- **Try it**:
If a line of the entries below includes the word "Page", it counts; state the total and nothing further.

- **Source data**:
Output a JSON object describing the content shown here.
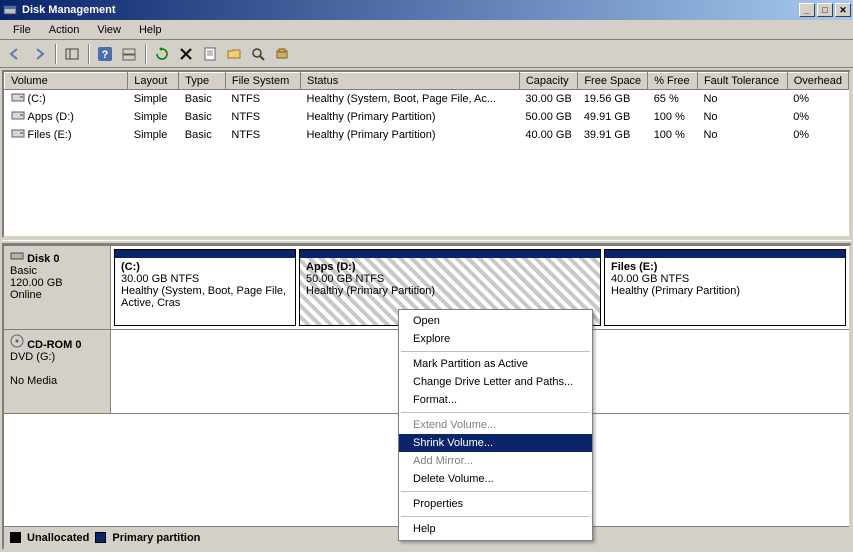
{
  "window": {
    "title": "Disk Management"
  },
  "menu": {
    "file": "File",
    "action": "Action",
    "view": "View",
    "help": "Help"
  },
  "columns": {
    "volume": "Volume",
    "layout": "Layout",
    "type": "Type",
    "fs": "File System",
    "status": "Status",
    "capacity": "Capacity",
    "free": "Free Space",
    "pct": "% Free",
    "fault": "Fault Tolerance",
    "overhead": "Overhead"
  },
  "volumes": [
    {
      "icon": "drive-icon",
      "name": "(C:)",
      "layout": "Simple",
      "type": "Basic",
      "fs": "NTFS",
      "status": "Healthy (System, Boot, Page File, Ac...",
      "capacity": "30.00 GB",
      "free": "19.56 GB",
      "pct": "65 %",
      "fault": "No",
      "overhead": "0%"
    },
    {
      "icon": "drive-icon",
      "name": "Apps (D:)",
      "layout": "Simple",
      "type": "Basic",
      "fs": "NTFS",
      "status": "Healthy (Primary Partition)",
      "capacity": "50.00 GB",
      "free": "49.91 GB",
      "pct": "100 %",
      "fault": "No",
      "overhead": "0%"
    },
    {
      "icon": "drive-icon",
      "name": "Files (E:)",
      "layout": "Simple",
      "type": "Basic",
      "fs": "NTFS",
      "status": "Healthy (Primary Partition)",
      "capacity": "40.00 GB",
      "free": "39.91 GB",
      "pct": "100 %",
      "fault": "No",
      "overhead": "0%"
    }
  ],
  "disk0": {
    "title": "Disk 0",
    "type": "Basic",
    "size": "120.00 GB",
    "state": "Online",
    "p0": {
      "name": "(C:)",
      "size": "30.00 GB NTFS",
      "status": "Healthy (System, Boot, Page File, Active, Cras"
    },
    "p1": {
      "name": "Apps  (D:)",
      "size": "50.00 GB NTFS",
      "status": "Healthy (Primary Partition)"
    },
    "p2": {
      "name": "Files  (E:)",
      "size": "40.00 GB NTFS",
      "status": "Healthy (Primary Partition)"
    }
  },
  "cdrom": {
    "title": "CD-ROM 0",
    "drive": "DVD (G:)",
    "state": "No Media"
  },
  "legend": {
    "unalloc": "Unallocated",
    "primary": "Primary partition"
  },
  "ctx": {
    "open": "Open",
    "explore": "Explore",
    "mark_active": "Mark Partition as Active",
    "change_letter": "Change Drive Letter and Paths...",
    "format": "Format...",
    "extend": "Extend Volume...",
    "shrink": "Shrink Volume...",
    "add_mirror": "Add Mirror...",
    "delete": "Delete Volume...",
    "properties": "Properties",
    "help": "Help"
  }
}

- **Exercise response**:
2